» **Web page and app entries**:
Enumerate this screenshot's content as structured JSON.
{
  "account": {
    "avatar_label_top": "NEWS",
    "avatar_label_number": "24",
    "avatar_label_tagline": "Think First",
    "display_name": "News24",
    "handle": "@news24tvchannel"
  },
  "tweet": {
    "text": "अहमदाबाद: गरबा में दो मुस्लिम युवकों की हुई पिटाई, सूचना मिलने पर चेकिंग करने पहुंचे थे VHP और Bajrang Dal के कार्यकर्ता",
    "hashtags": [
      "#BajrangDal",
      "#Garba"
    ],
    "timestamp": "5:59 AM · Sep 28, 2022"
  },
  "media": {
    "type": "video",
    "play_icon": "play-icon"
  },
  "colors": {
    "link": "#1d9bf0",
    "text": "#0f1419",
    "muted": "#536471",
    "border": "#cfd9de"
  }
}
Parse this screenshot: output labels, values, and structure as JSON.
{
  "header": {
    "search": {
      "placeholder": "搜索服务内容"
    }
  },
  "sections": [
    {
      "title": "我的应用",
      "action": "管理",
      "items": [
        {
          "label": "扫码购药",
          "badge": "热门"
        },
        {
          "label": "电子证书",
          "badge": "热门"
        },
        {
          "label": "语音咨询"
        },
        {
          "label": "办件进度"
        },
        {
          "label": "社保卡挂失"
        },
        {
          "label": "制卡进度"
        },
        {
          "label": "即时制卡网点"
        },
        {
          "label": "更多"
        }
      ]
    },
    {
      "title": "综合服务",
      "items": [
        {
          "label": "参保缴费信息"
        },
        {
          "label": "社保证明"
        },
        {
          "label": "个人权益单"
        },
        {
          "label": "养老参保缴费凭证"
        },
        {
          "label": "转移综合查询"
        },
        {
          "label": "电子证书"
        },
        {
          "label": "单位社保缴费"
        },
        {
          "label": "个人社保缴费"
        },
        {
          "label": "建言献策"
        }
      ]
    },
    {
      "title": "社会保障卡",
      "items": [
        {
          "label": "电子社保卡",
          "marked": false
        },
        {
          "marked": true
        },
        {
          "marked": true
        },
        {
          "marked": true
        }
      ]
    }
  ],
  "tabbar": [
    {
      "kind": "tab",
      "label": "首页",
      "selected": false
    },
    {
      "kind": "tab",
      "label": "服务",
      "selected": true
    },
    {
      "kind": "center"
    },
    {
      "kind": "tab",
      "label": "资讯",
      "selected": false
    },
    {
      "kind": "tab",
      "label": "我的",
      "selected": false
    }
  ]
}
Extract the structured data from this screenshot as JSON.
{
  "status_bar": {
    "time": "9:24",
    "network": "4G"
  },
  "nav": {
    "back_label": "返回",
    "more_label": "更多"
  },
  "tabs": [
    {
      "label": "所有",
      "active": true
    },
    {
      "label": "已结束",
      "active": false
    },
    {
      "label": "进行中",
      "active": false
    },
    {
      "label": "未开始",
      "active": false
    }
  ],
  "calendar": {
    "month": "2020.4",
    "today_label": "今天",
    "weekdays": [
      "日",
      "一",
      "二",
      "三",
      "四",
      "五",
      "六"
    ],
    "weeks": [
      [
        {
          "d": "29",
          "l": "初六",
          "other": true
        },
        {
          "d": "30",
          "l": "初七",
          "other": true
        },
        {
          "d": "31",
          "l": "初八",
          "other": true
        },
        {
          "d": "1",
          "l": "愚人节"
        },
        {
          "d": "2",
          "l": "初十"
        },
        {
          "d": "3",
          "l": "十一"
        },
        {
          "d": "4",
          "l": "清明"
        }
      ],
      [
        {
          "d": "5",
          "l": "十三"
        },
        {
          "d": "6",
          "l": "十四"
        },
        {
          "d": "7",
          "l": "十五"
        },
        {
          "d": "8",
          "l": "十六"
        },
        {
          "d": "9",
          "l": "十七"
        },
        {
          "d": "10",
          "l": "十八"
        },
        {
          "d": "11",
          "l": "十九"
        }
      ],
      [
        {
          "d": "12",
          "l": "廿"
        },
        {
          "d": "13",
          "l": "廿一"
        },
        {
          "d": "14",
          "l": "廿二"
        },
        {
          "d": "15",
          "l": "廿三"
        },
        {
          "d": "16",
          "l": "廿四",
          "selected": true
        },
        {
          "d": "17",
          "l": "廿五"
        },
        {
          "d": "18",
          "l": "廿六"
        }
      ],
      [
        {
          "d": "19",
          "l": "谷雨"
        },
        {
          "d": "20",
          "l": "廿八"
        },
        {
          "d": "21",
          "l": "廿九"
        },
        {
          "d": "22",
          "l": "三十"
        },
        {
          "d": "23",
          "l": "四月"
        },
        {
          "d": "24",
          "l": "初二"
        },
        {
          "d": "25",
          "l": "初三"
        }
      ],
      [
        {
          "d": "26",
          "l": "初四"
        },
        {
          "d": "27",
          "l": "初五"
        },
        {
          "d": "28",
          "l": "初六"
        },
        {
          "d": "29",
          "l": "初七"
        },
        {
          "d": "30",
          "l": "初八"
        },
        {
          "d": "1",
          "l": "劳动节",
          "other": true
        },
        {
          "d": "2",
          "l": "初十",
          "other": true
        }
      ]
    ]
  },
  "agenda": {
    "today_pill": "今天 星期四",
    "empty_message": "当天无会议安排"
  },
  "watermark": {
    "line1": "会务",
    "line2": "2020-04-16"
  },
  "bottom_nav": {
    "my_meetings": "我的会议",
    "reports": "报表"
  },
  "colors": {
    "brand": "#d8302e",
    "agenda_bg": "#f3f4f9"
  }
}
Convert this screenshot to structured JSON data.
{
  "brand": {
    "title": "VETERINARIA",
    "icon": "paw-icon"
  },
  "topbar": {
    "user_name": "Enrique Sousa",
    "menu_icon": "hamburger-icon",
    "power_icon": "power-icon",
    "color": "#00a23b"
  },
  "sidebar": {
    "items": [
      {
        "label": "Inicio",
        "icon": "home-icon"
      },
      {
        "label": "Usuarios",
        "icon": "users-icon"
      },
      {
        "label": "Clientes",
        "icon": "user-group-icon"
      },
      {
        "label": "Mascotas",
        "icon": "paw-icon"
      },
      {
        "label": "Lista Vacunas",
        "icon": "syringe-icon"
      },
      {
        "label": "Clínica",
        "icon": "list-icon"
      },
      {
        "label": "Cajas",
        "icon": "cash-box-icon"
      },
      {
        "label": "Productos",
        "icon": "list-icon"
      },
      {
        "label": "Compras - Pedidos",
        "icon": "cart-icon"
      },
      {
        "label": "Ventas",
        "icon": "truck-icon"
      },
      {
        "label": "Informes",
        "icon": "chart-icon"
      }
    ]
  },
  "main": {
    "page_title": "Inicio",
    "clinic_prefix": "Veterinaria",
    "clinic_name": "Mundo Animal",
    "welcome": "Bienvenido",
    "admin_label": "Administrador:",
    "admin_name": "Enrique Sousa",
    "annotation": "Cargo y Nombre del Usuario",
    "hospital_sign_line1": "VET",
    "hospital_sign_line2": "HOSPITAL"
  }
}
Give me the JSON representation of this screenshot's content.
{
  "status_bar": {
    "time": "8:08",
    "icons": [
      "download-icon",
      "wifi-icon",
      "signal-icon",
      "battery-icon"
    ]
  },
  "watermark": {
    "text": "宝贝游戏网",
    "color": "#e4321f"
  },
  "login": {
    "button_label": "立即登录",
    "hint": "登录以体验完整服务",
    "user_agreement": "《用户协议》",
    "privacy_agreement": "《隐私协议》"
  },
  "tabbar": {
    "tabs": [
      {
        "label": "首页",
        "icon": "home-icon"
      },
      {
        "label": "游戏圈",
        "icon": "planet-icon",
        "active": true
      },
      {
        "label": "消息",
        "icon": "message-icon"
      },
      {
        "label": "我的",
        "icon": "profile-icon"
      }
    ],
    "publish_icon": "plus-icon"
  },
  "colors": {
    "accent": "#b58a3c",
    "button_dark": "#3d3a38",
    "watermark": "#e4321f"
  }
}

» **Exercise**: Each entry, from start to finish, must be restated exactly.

» **Result for this task**:
Enumerate this screenshot's content as structured JSON.
{
  "account": {
    "avatar_label_top": "NEWS",
    "avatar_label_number": "24",
    "avatar_label_tagline": "Think First",
    "display_name": "News24",
    "handle": "@news24tvchannel"
  },
  "tweet": {
    "text": "अहमदाबाद: गरबा में दो मुस्लिम युवकों की हुई पिटाई, सूचना मिलने पर चेकिंग करने पहुंचे थे VHP और Bajrang Dal के कार्यकर्ता",
    "hashtags": [
      "#BajrangDal",
      "#Garba"
    ],
    "timestamp": "5:59 AM · Sep 28, 2022"
  },
  "media": {
    "type": "video",
    "play_icon": "play-icon"
  },
  "colors": {
    "link": "#1d9bf0",
    "text": "#0f1419",
    "muted": "#536471",
    "border": "#cfd9de"
  }
}
Parse this screenshot: output labels, values, and structure as JSON.
{
  "header": {
    "search": {
      "placeholder": "搜索服务内容"
    }
  },
  "sections": [
    {
      "title": "我的应用",
      "action": "管理",
      "items": [
        {
          "label": "扫码购药",
          "badge": "热门"
        },
        {
          "label": "电子证书",
          "badge": "热门"
        },
        {
          "label": "语音咨询"
        },
        {
          "label": "办件进度"
        },
        {
          "label": "社保卡挂失"
        },
        {
          "label": "制卡进度"
        },
        {
          "label": "即时制卡网点"
        },
        {
          "label": "更多"
        }
      ]
    },
    {
      "title": "综合服务",
      "items": [
        {
          "label": "参保缴费信息"
        },
        {
          "label": "社保证明"
        },
        {
          "label": "个人权益单"
        },
        {
          "label": "养老参保缴费凭证"
        },
        {
          "label": "转移综合查询"
        },
        {
          "label": "电子证书"
        },
        {
          "label": "单位社保缴费"
        },
        {
          "label": "个人社保缴费"
        },
        {
          "label": "建言献策"
        }
      ]
    },
    {
      "title": "社会保障卡",
      "items": [
        {
          "label": "电子社保卡",
          "marked": false
        },
        {
          "marked": true
        },
        {
          "marked": true
        },
        {
          "marked": true
        }
      ]
    }
  ],
  "tabbar": [
    {
      "kind": "tab",
      "label": "首页",
      "selected": false
    },
    {
      "kind": "tab",
      "label": "服务",
      "selected": true
    },
    {
      "kind": "center"
    },
    {
      "kind": "tab",
      "label": "资讯",
      "selected": false
    },
    {
      "kind": "tab",
      "label": "我的",
      "selected": false
    }
  ]
}
Extract the structured data from this screenshot as JSON.
{
  "status_bar": {
    "time": "9:24",
    "network": "4G"
  },
  "nav": {
    "back_label": "返回",
    "more_label": "更多"
  },
  "tabs": [
    {
      "label": "所有",
      "active": true
    },
    {
      "label": "已结束",
      "active": false
    },
    {
      "label": "进行中",
      "active": false
    },
    {
      "label": "未开始",
      "active": false
    }
  ],
  "calendar": {
    "month": "2020.4",
    "today_label": "今天",
    "weekdays": [
      "日",
      "一",
      "二",
      "三",
      "四",
      "五",
      "六"
    ],
    "weeks": [
      [
        {
          "d": "29",
          "l": "初六",
          "other": true
        },
        {
          "d": "30",
          "l": "初七",
          "other": true
        },
        {
          "d": "31",
          "l": "初八",
          "other": true
        },
        {
          "d": "1",
          "l": "愚人节"
        },
        {
          "d": "2",
          "l": "初十"
        },
        {
          "d": "3",
          "l": "十一"
        },
        {
          "d": "4",
          "l": "清明"
        }
      ],
      [
        {
          "d": "5",
          "l": "十三"
        },
        {
          "d": "6",
          "l": "十四"
        },
        {
          "d": "7",
          "l": "十五"
        },
        {
          "d": "8",
          "l": "十六"
        },
        {
          "d": "9",
          "l": "十七"
        },
        {
          "d": "10",
          "l": "十八"
        },
        {
          "d": "11",
          "l": "十九"
        }
      ],
      [
        {
          "d": "12",
          "l": "廿"
        },
        {
          "d": "13",
          "l": "廿一"
        },
        {
          "d": "14",
          "l": "廿二"
        },
        {
          "d": "15",
          "l": "廿三"
        },
        {
          "d": "16",
          "l": "廿四",
          "selected": true
        },
        {
          "d": "17",
          "l": "廿五"
        },
        {
          "d": "18",
          "l": "廿六"
        }
      ],
      [
        {
          "d": "19",
          "l": "谷雨"
        },
        {
          "d": "20",
          "l": "廿八"
        },
        {
          "d": "21",
          "l": "廿九"
        },
        {
          "d": "22",
          "l": "三十"
        },
        {
          "d": "23",
          "l": "四月"
        },
        {
          "d": "24",
          "l": "初二"
        },
        {
          "d": "25",
          "l": "初三"
        }
      ],
      [
        {
          "d": "26",
          "l": "初四"
        },
        {
          "d": "27",
          "l": "初五"
        },
        {
          "d": "28",
          "l": "初六"
        },
        {
          "d": "29",
          "l": "初七"
        },
        {
          "d": "30",
          "l": "初八"
        },
        {
          "d": "1",
          "l": "劳动节",
          "other": true
        },
        {
          "d": "2",
          "l": "初十",
          "other": true
        }
      ]
    ]
  },
  "agenda": {
    "today_pill": "今天 星期四",
    "empty_message": "当天无会议安排"
  },
  "watermark": {
    "line1": "会务",
    "line2": "2020-04-16"
  },
  "bottom_nav": {
    "my_meetings": "我的会议",
    "reports": "报表"
  },
  "colors": {
    "brand": "#d8302e",
    "agenda_bg": "#f3f4f9"
  }
}
Convert this screenshot to structured JSON data.
{
  "brand": {
    "title": "VETERINARIA",
    "icon": "paw-icon"
  },
  "topbar": {
    "user_name": "Enrique Sousa",
    "menu_icon": "hamburger-icon",
    "power_icon": "power-icon",
    "color": "#00a23b"
  },
  "sidebar": {
    "items": [
      {
        "label": "Inicio",
        "icon": "home-icon"
      },
      {
        "label": "Usuarios",
        "icon": "users-icon"
      },
      {
        "label": "Clientes",
        "icon": "user-group-icon"
      },
      {
        "label": "Mascotas",
        "icon": "paw-icon"
      },
      {
        "label": "Lista Vacunas",
        "icon": "syringe-icon"
      },
      {
        "label": "Clínica",
        "icon": "list-icon"
      },
      {
        "label": "Cajas",
        "icon": "cash-box-icon"
      },
      {
        "label": "Productos",
        "icon": "list-icon"
      },
      {
        "label": "Compras - Pedidos",
        "icon": "cart-icon"
      },
      {
        "label": "Ventas",
        "icon": "truck-icon"
      },
      {
        "label": "Informes",
        "icon": "chart-icon"
      }
    ]
  },
  "main": {
    "page_title": "Inicio",
    "clinic_prefix": "Veterinaria",
    "clinic_name": "Mundo Animal",
    "welcome": "Bienvenido",
    "admin_label": "Administrador:",
    "admin_name": "Enrique Sousa",
    "annotation": "Cargo y Nombre del Usuario",
    "hospital_sign_line1": "VET",
    "hospital_sign_line2": "HOSPITAL"
  }
}
Give me the JSON representation of this screenshot's content.
{
  "status_bar": {
    "time": "8:08",
    "icons": [
      "download-icon",
      "wifi-icon",
      "signal-icon",
      "battery-icon"
    ]
  },
  "watermark": {
    "text": "宝贝游戏网",
    "color": "#e4321f"
  },
  "login": {
    "button_label": "立即登录",
    "hint": "登录以体验完整服务",
    "user_agreement": "《用户协议》",
    "privacy_agreement": "《隐私协议》"
  },
  "tabbar": {
    "tabs": [
      {
        "label": "首页",
        "icon": "home-icon"
      },
      {
        "label": "游戏圈",
        "icon": "planet-icon",
        "active": true
      },
      {
        "label": "消息",
        "icon": "message-icon"
      },
      {
        "label": "我的",
        "icon": "profile-icon"
      }
    ],
    "publish_icon": "plus-icon"
  },
  "colors": {
    "accent": "#b58a3c",
    "button_dark": "#3d3a38",
    "watermark": "#e4321f"
  }
}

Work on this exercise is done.